● **Aim of the task**
Report each line of the records below that uses the word "position".
Data to process START
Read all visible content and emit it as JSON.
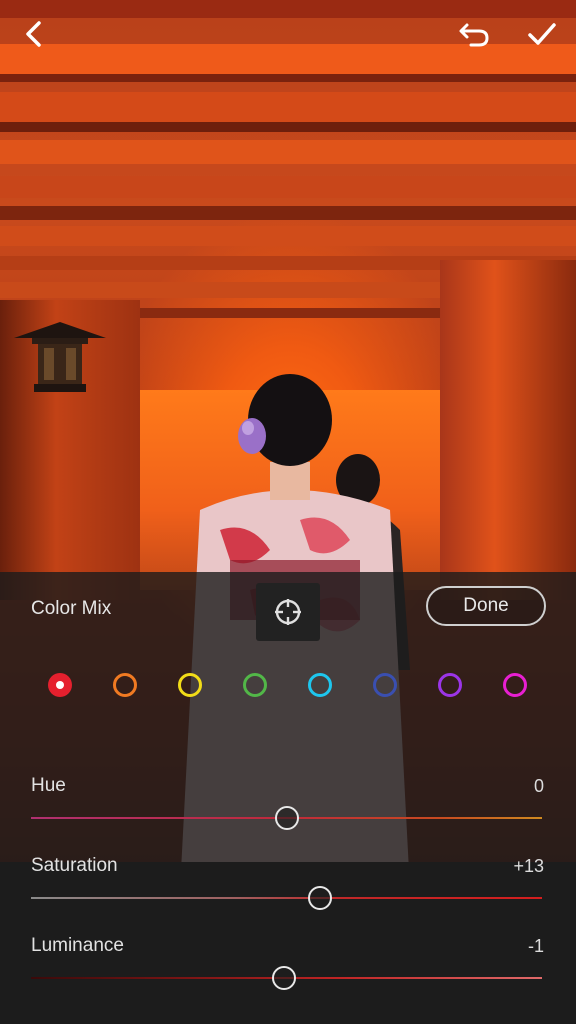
{
  "header": {
    "back_icon": "chevron-left-icon",
    "undo_icon": "undo-icon",
    "confirm_icon": "checkmark-icon"
  },
  "panel": {
    "title": "Color Mix",
    "target_icon": "targeted-adjustment-icon",
    "done_label": "Done"
  },
  "colors": [
    {
      "name": "red",
      "hex": "#e5202e",
      "selected": true
    },
    {
      "name": "orange",
      "hex": "#f07a22",
      "selected": false
    },
    {
      "name": "yellow",
      "hex": "#f2dc18",
      "selected": false
    },
    {
      "name": "green",
      "hex": "#52b748",
      "selected": false
    },
    {
      "name": "aqua",
      "hex": "#1ec6ee",
      "selected": false
    },
    {
      "name": "blue",
      "hex": "#3a4fb0",
      "selected": false
    },
    {
      "name": "purple",
      "hex": "#9b35e8",
      "selected": false
    },
    {
      "name": "magenta",
      "hex": "#e81fd2",
      "selected": false
    }
  ],
  "sliders": {
    "hue": {
      "label": "Hue",
      "value": "0",
      "position": 0.5
    },
    "saturation": {
      "label": "Saturation",
      "value": "+13",
      "position": 0.565
    },
    "luminance": {
      "label": "Luminance",
      "value": "-1",
      "position": 0.495
    }
  }
}
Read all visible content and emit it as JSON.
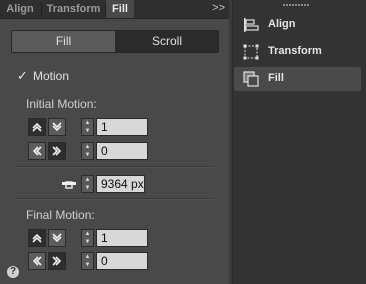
{
  "tabs": [
    {
      "label": "Align",
      "active": false
    },
    {
      "label": "Transform",
      "active": false
    },
    {
      "label": "Fill",
      "active": true
    }
  ],
  "collapse_label": ">>",
  "segmented": {
    "fill": "Fill",
    "scroll": "Scroll",
    "selected": "Fill"
  },
  "motion": {
    "label": "Motion",
    "checked": true
  },
  "initial": {
    "label": "Initial Motion:",
    "vertical": {
      "up_icon": "arrow-up-double",
      "down_icon": "arrow-down-double",
      "value": "1"
    },
    "horizontal": {
      "left_icon": "arrow-left-double",
      "right_icon": "arrow-right-double",
      "value": "0"
    }
  },
  "stop": {
    "icon": "stop-marker",
    "value": "9364 px"
  },
  "final": {
    "label": "Final Motion:",
    "vertical": {
      "up_icon": "arrow-up-double",
      "down_icon": "arrow-down-double",
      "value": "1"
    },
    "horizontal": {
      "left_icon": "arrow-left-double",
      "right_icon": "arrow-right-double",
      "value": "0"
    }
  },
  "help_label": "?",
  "right_panel": {
    "items": [
      {
        "label": "Align",
        "icon": "align-icon",
        "active": false
      },
      {
        "label": "Transform",
        "icon": "transform-icon",
        "active": false
      },
      {
        "label": "Fill",
        "icon": "fill-icon",
        "active": true
      }
    ]
  },
  "colors": {
    "panel": "#494949",
    "tabbar": "#2f2f2f",
    "field": "#d8d8d8",
    "accent_text": "#e0e0e0"
  }
}
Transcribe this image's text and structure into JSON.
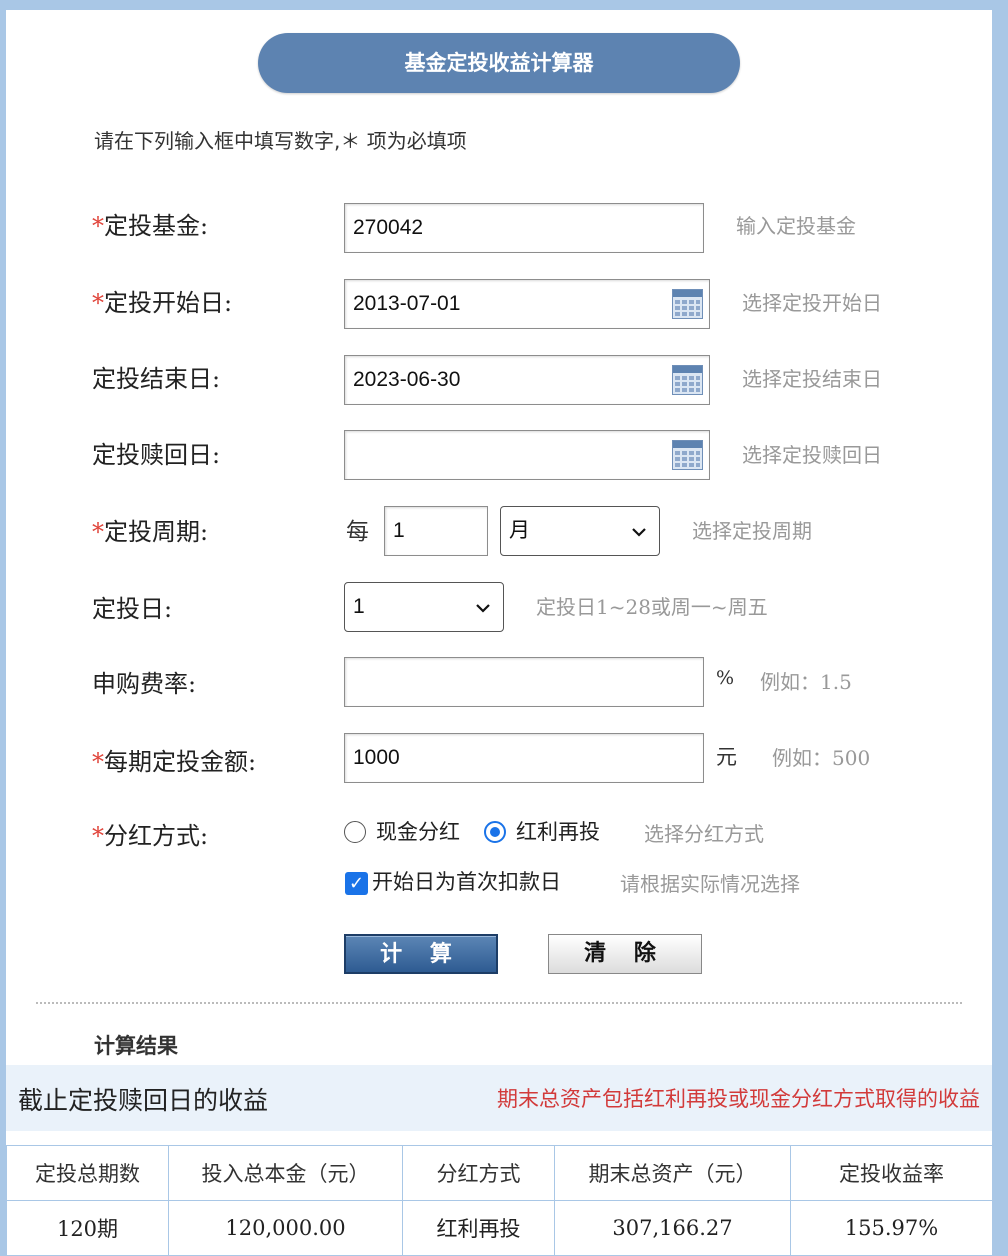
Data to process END
● **Written response**
      "position": 0.5
      "position": 0.565
      "position": 0.495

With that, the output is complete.